The school subject that Nigel has the most trouble with is math. Yes, math. Is that “anti-autistic?” I seem to read so much about how math appeals to autistic people because of the formulas, the predictability of working with numbers, and I don’t know why else because I’ve never liked math, so trying to come up with reasons to like it is a stretch for me. But I’ve always done okay with it, learned the basics, use them regularly, and identify the importance of mathematical knowledge as I’m trying to teach Nigel. But he has so much trouble with it (and no interest – must be genetic), that even when we go over the same problems and I walk him through so many and do them with him, he still doesn’t get it. After working on multiplying fractions for close to two weeks with no hope of him retaining any of it, I wasn’t sure what to do.
Then I remembered: break it down into written steps. That’s the only way I’ve been able to get him to pick up his room. That’s how some of his classroom teachers got him to work on activities and follow directions. And that’s how he was able to just get through the day when he was younger: having a schedule broken down into steps. I decided to break down the steps of what he was having the most trouble with – changing improper fractions into mixed numbers. Here is what I wrote for him:
Steps to convert improper fractions to mixed numbers:
1) Divide the numerator (# on top) by the denominator (# on bottom)
2) Write down the whole #
3) Multiply the whole # by the denominator
4) Subtract that # from the numerator
5) Answer is the new numerator for mixed #, placed over same denominator

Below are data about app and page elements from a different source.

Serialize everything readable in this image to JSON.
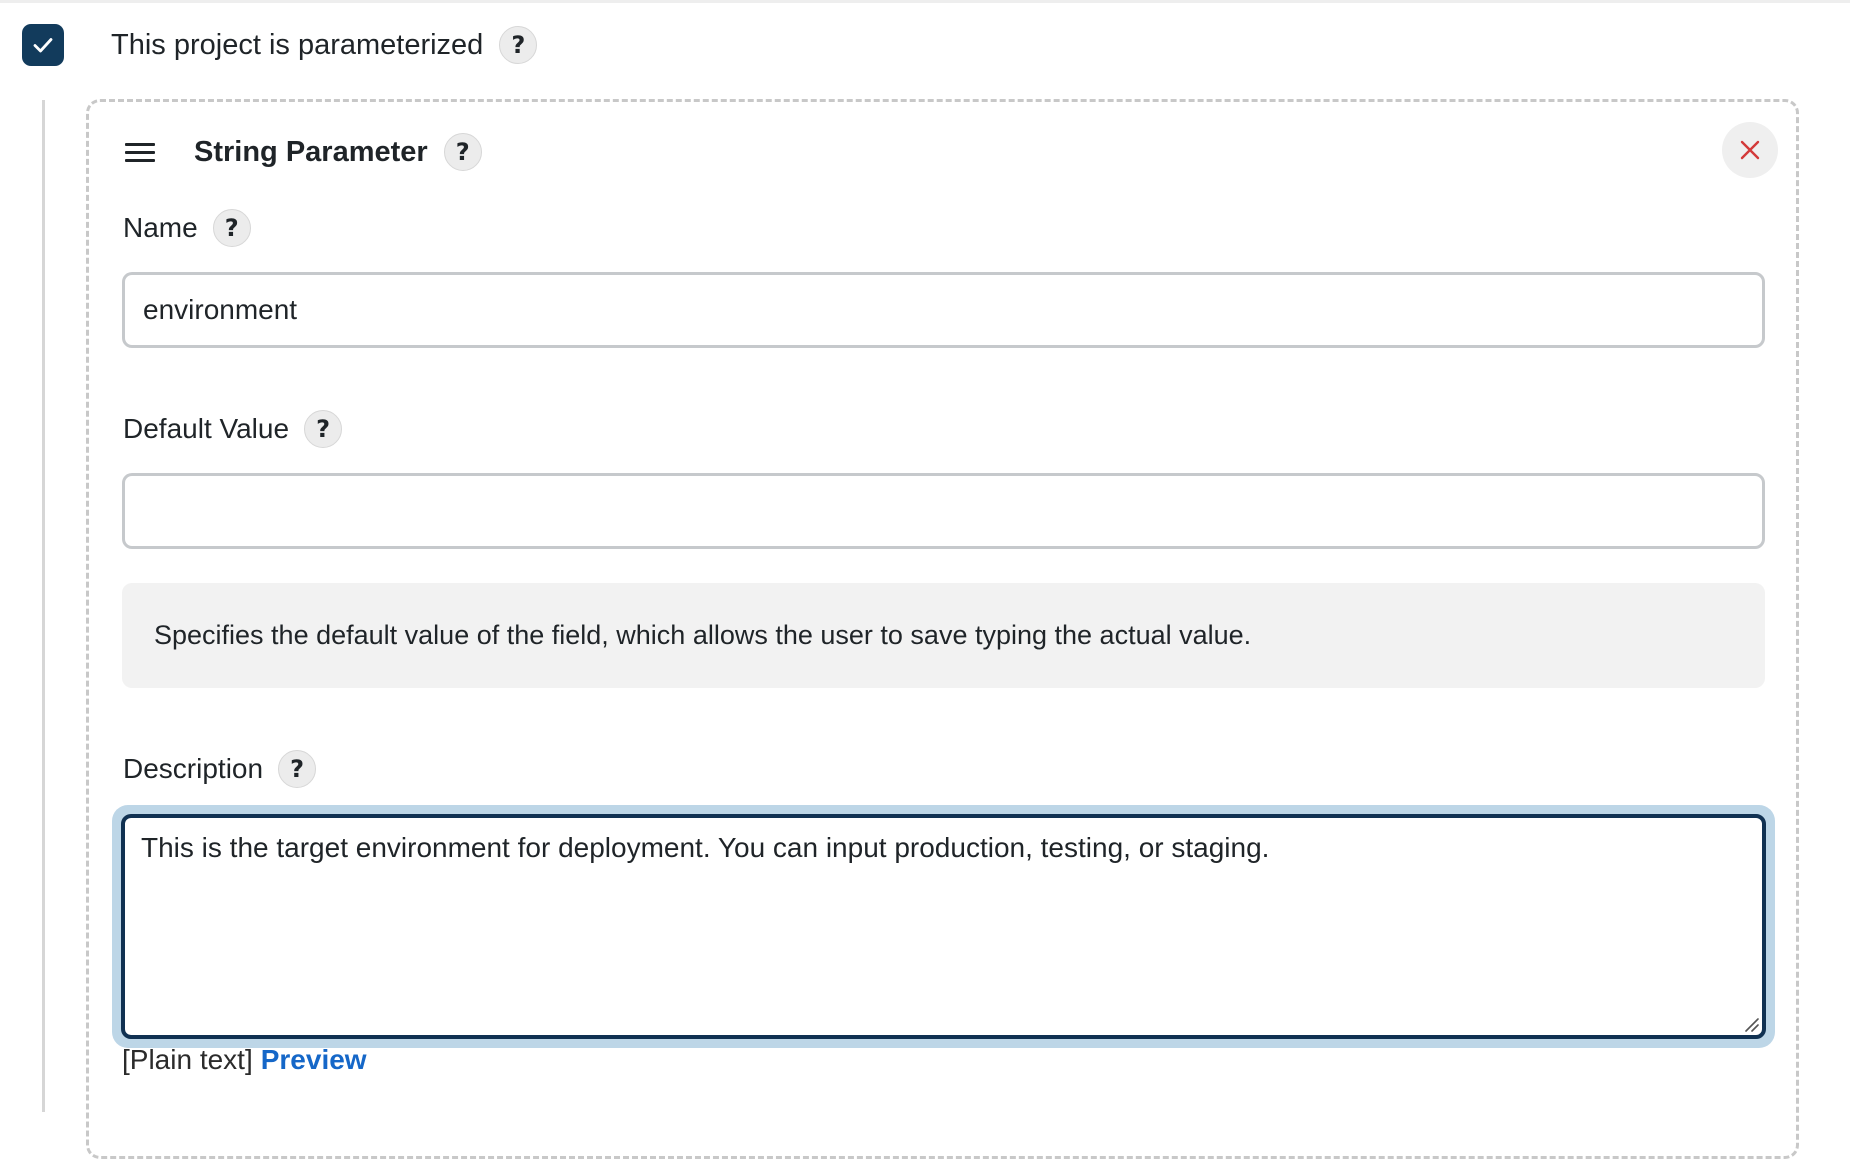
{
  "parameterized": {
    "checked": true,
    "label": "This project is parameterized",
    "help": "?"
  },
  "parameter": {
    "type_title": "String Parameter",
    "help": "?",
    "name": {
      "label": "Name",
      "help": "?",
      "value": "environment"
    },
    "default_value": {
      "label": "Default Value",
      "help": "?",
      "value": "",
      "help_text": "Specifies the default value of the field, which allows the user to save typing the actual value."
    },
    "description": {
      "label": "Description",
      "help": "?",
      "value": "This is the target environment for deployment. You can input production, testing, or staging."
    },
    "format": {
      "plain_text": "[Plain text]",
      "preview": "Preview"
    }
  },
  "colors": {
    "checkbox": "#123b5c",
    "focus_ring": "#bdd6e7",
    "focus_border": "#103152",
    "link": "#1567c8",
    "close_icon": "#d33a3a"
  },
  "icons": {
    "checkbox": "check-icon",
    "drag": "drag-handle-icon",
    "close": "close-icon"
  }
}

He did the next problem completely unassisted in less than two minutes. I have to remember to break things down into written steps more often. Why do I forget? It should be common sense to me by now! Maybe I’ll remember better now, since I’ve written about it here. I think that’s something that works for both of us.